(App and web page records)
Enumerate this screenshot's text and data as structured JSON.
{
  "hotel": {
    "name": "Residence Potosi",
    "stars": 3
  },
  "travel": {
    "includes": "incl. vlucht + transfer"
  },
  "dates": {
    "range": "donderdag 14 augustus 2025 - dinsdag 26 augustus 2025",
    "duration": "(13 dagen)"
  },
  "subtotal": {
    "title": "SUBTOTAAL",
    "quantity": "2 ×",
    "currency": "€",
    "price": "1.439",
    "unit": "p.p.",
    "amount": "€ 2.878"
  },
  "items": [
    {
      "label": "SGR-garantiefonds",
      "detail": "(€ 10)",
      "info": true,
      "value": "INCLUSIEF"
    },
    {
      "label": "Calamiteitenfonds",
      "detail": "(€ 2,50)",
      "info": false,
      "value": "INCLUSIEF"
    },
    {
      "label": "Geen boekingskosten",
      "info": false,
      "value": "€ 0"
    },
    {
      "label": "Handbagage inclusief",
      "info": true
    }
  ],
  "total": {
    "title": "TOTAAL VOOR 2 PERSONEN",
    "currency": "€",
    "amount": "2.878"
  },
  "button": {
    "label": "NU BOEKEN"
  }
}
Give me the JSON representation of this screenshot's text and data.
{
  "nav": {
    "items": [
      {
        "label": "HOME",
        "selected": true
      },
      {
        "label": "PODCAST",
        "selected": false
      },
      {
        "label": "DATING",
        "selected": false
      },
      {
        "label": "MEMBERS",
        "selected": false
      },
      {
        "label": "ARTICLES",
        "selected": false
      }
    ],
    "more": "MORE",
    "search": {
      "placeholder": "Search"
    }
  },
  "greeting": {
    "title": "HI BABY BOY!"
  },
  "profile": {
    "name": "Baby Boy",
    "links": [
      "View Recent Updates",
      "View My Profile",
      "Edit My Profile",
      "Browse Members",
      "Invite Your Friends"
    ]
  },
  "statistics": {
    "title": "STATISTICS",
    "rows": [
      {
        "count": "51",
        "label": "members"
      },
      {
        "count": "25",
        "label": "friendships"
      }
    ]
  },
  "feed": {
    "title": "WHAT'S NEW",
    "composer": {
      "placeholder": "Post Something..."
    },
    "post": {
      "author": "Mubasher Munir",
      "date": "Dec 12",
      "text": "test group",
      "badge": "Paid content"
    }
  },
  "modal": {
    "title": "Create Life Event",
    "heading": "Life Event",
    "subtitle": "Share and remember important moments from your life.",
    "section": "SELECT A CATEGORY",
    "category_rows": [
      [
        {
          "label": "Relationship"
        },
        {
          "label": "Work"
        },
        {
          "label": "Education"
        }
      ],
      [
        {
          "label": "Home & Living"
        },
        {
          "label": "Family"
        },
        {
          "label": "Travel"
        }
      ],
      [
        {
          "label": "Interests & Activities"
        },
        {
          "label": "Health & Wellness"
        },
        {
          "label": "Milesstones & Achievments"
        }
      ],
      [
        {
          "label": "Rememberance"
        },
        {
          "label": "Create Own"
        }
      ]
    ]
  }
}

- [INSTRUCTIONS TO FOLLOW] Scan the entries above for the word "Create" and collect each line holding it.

- [SOLUTION TO THE EXERCISE]
    "title": "Create Life Event",
          "label": "Create Own"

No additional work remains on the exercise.